Broward Sheriff Credits ShotSpotter In Arrest Of Two Convicted Felons

Ted Scouten reports the technology allowed deputies to move in quickly and make the arrests along with the seizure of drugs and guns.

Video Transcript

- A show-and-tell from the Broward County Sheriff, after two convicted felons were arrested. Drugs and a stolen gun were found. The Sheriff says ShotSpotter technology allowed his deputies to make this arrest.

CBS4's Ted Scouten's live at BSO headquarters, near Fort Lauderdale, with the details. Ted?

TED SCOUTEN: Hi, Frances. Well, if you don't know what ShotSpotter is, it's actually technology that detects gunfire as it happens. It notifies police and BSO at the moment that it happens. That gets him there actually a lot faster, and in this case, it led to several arrests.

The weekend shooting in Fort Lauderdale, where a six-year-old girl and 16-year-old boy were hit. Shell casings on the ground at a crime scene near Broward Boulevard and Northwest 1st Street a couple of weeks ago. These are two instances where ShotSpotter alerted police and deputies of gunfire well before a call was made to 911.

The latest case was April 3. Two men were arrested and BSO seized guns and drugs. The Aviation Unit was already in the air.

GREGORY TONY: Our Tactical Flight officer got the alert on shotspotter, recognized that there was a shooting going on in a community, and what he did was to operate some of his technology and camera systems to zoom in over two miles away from this shooting and spot the shooter.

TED SCOUTEN: The helicopter was there and cameras rolling as the aftermath unfolded.

OSCAR GONZALEZ: As we kept watching him, he went to the rear area of the backyard, and he went in and dumped the gun, actually underneath the pole right near the fence area. He nonchalantly walked away. He went probably about two or three houses to the west, and he jumped the fence, and he tried to kind of mingle in with a couple of guys in front of the house. We directed our ground units.

TED SCOUTEN: And there were drugs.

OSCAR GONZALEZ: I went ahead and notified the guys and go, "Hey, heads up, guys. There's a guy coming out the back door with a bag." he ended up throwing that bag up on the roof. And about 5, 10 minutes later, he did the same exact thing with a bigger bag. Threw that bag up in the air, again onto the roof. And eventually we retrieved those bags and we found pounds of narcotics, another gun.

TED SCOUTEN: Sheriff Gregory Toney says while this is a great tool, deputies still need people to get involved and call 911.

GREGORY TONY: There's a hollowing effect. There's a complacency that the community grows to accept it. And I'm telling you not to. Do not accept it. It's abnormal. And we do not live in a combat zone.

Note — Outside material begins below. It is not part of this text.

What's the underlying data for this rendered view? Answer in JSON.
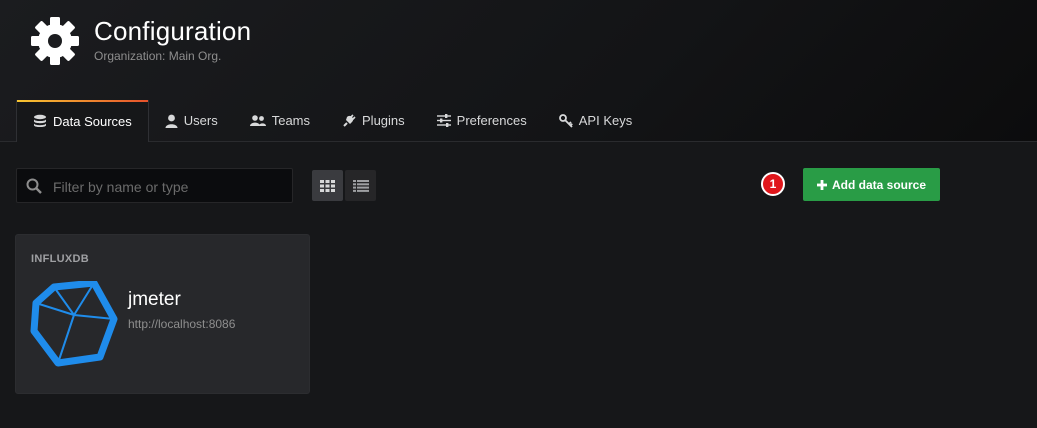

TED SCOUTEN: And Sheriff Tony says those critical calls to 911 are necessary. They give detectives the details that they wouldn't otherwise have. So he urges people to continue to call 911 when something happens or Broward Crime Stopper. That number, 954-493-TIPS.

Live at BSO headquarters, Ted Scouten, CBS4 News.